§ **Brief**:
Using the records below, filter for lines that contain the string "scale" and copy them out.
★ ★ ★
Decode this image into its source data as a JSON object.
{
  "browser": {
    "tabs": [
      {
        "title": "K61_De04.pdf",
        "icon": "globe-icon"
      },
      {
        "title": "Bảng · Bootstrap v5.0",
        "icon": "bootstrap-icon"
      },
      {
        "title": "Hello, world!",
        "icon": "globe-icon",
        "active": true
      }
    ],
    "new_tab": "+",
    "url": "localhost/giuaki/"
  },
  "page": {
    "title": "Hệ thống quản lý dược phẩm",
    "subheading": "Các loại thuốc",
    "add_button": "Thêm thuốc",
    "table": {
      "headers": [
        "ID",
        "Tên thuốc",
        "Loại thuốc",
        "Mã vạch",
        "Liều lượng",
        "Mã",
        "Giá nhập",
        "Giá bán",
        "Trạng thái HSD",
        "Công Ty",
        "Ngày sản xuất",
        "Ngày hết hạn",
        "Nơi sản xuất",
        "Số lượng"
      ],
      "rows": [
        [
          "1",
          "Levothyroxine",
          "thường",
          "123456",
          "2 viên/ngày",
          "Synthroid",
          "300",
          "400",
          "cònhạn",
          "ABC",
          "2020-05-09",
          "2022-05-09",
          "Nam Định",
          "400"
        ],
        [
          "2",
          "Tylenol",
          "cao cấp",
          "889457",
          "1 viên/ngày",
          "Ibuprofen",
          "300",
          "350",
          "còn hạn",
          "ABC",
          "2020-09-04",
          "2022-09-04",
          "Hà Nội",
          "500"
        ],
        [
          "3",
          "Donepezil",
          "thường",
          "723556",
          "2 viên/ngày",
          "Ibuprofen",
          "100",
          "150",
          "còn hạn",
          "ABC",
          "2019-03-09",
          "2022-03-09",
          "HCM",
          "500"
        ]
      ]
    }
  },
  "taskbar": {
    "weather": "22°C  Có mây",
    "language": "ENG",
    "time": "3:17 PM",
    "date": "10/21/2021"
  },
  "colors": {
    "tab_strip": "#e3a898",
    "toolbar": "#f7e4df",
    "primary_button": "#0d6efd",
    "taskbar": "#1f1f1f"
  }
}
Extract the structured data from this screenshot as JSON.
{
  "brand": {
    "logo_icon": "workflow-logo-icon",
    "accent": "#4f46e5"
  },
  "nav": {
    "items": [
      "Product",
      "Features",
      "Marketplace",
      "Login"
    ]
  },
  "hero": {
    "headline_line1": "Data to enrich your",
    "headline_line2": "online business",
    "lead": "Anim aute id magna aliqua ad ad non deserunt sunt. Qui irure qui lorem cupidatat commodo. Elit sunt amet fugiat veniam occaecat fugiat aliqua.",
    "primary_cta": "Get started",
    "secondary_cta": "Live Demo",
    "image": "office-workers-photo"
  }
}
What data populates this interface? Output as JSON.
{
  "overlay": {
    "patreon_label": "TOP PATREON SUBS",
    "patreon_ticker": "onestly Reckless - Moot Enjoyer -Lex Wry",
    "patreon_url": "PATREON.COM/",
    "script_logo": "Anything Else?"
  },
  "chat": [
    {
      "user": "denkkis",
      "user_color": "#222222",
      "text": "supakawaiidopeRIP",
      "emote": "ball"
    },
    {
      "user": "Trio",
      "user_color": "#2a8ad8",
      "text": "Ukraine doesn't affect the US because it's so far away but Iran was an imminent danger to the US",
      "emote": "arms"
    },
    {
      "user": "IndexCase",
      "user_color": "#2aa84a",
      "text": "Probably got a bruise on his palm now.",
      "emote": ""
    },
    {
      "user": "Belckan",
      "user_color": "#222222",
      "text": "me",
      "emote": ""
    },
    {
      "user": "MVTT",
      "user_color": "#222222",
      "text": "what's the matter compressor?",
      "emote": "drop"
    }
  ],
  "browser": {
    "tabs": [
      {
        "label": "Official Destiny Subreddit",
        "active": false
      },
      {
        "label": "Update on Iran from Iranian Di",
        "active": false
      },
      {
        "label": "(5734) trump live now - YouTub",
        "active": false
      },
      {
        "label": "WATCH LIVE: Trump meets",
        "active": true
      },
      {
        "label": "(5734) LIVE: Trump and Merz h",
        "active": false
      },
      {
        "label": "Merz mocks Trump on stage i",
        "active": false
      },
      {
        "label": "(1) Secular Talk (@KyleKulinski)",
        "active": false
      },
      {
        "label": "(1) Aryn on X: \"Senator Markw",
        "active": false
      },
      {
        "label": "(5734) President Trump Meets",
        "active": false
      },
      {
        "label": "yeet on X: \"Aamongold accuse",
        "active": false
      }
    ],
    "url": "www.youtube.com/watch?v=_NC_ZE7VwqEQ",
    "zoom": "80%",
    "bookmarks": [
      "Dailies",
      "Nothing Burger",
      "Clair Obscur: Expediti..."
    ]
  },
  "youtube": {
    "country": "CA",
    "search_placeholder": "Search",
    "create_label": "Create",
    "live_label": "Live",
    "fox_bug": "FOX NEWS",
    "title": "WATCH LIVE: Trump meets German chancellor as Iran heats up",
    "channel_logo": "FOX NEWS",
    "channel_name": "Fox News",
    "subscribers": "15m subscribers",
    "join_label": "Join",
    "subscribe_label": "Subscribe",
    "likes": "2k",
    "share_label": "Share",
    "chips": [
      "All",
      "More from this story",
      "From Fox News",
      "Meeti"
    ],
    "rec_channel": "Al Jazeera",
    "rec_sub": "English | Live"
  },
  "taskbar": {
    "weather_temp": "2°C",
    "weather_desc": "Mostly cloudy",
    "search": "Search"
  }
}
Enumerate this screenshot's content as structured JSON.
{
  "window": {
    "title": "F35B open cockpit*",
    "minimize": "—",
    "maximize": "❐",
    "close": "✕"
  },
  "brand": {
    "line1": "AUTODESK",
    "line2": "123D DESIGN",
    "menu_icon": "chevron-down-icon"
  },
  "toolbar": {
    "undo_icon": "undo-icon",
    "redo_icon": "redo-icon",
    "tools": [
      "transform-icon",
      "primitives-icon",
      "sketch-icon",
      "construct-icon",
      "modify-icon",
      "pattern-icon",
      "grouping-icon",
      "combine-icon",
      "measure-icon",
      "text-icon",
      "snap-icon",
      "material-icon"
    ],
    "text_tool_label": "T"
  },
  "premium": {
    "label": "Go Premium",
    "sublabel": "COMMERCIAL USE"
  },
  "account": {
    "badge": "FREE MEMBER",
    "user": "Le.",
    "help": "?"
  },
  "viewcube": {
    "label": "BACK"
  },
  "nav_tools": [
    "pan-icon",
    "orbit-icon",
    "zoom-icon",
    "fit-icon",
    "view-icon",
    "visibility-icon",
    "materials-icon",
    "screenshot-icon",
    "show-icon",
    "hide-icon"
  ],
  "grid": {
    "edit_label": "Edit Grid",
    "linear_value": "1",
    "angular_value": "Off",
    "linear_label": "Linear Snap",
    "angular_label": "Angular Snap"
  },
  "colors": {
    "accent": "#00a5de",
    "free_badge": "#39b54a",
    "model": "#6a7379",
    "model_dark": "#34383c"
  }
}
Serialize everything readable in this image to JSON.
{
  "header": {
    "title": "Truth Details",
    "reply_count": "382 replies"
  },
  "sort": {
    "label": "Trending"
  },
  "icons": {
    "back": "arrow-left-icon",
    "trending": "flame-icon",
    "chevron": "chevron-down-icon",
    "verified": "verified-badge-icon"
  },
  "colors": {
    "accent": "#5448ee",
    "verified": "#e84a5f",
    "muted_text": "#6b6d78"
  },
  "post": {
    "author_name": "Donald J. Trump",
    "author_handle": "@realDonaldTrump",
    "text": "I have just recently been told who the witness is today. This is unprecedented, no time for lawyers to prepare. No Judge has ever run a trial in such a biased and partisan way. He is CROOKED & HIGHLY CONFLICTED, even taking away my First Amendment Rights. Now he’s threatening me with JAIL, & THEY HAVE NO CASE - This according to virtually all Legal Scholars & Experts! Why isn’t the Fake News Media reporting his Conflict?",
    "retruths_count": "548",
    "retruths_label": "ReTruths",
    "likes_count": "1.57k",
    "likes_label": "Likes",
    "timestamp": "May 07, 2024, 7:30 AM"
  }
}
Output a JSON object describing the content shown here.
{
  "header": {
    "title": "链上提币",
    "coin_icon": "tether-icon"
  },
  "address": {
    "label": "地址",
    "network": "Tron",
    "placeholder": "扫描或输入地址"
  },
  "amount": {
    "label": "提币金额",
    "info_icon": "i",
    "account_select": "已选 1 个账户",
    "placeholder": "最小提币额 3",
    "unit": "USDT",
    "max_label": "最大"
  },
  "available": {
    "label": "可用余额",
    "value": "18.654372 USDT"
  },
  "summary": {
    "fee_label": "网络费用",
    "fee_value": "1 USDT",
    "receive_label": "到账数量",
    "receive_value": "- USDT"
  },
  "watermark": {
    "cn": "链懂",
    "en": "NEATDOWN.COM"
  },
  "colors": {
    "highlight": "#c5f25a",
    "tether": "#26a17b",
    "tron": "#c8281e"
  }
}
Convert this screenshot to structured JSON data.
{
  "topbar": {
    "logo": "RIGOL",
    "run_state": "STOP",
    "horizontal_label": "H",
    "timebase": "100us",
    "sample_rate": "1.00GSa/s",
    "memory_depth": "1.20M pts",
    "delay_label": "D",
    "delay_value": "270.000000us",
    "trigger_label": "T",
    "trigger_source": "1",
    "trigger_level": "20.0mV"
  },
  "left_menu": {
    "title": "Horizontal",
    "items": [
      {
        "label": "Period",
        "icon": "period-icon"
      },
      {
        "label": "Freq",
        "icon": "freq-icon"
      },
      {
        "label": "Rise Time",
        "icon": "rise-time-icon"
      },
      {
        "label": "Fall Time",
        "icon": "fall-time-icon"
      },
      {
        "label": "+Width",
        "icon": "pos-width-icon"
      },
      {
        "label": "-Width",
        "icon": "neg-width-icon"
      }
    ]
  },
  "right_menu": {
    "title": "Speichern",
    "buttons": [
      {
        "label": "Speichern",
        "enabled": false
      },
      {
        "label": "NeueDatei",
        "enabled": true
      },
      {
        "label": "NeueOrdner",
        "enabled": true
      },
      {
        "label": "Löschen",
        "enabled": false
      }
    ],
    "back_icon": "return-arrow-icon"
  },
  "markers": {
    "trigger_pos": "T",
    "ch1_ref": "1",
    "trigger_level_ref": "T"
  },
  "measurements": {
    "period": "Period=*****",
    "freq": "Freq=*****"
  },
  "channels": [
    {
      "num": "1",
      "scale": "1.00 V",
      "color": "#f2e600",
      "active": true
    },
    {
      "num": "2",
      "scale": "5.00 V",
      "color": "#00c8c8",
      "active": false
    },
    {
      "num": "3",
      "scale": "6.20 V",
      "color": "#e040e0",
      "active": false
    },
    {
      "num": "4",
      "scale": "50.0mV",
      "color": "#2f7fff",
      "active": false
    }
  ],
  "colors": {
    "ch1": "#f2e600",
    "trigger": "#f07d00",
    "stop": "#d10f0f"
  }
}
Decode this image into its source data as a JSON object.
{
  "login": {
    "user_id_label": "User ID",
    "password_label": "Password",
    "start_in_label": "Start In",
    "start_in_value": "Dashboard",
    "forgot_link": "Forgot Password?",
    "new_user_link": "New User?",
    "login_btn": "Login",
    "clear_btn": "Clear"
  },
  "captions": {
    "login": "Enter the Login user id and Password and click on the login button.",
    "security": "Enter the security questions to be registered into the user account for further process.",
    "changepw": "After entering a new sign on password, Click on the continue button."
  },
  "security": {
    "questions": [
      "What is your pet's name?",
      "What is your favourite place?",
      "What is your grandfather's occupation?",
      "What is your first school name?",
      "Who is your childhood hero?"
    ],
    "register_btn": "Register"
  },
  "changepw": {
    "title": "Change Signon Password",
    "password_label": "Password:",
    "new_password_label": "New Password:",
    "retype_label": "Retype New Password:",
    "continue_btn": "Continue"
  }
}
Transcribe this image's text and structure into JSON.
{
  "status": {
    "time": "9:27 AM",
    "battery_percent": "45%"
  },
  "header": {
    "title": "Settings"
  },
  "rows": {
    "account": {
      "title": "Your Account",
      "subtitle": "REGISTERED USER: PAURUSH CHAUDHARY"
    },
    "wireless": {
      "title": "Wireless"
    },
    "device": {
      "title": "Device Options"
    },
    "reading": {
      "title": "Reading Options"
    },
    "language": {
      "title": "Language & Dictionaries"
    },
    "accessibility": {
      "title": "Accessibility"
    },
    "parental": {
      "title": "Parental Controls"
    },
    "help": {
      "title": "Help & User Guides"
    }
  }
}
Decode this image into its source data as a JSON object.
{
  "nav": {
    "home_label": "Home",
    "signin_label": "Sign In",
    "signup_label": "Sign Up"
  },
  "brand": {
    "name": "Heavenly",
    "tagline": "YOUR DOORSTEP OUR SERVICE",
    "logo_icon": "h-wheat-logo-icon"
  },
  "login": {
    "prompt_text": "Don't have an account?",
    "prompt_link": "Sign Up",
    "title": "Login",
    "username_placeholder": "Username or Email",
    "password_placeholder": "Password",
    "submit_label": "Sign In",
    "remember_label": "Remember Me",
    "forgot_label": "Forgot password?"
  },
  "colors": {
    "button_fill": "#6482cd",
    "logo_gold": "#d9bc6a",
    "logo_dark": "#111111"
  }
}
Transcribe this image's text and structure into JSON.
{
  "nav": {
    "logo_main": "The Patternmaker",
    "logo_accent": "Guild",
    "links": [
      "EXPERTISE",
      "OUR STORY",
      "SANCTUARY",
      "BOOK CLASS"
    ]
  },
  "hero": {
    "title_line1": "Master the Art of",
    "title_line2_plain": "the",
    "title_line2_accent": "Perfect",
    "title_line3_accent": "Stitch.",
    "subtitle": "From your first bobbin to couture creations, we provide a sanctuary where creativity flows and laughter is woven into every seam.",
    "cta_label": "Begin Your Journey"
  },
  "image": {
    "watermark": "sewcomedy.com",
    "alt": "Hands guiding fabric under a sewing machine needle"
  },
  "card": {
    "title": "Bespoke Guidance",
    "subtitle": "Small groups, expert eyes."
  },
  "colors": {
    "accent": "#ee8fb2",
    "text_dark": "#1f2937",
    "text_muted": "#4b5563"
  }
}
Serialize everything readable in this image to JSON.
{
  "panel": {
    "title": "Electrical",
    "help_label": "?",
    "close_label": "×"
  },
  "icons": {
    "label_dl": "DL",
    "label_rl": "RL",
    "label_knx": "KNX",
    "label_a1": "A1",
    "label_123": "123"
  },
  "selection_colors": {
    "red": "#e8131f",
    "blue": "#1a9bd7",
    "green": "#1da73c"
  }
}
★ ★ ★
§ **Solution**:
      "scale": "1.00 V",
      "scale": "5.00 V",
      "scale": "6.20 V",
      "scale": "50.0mV",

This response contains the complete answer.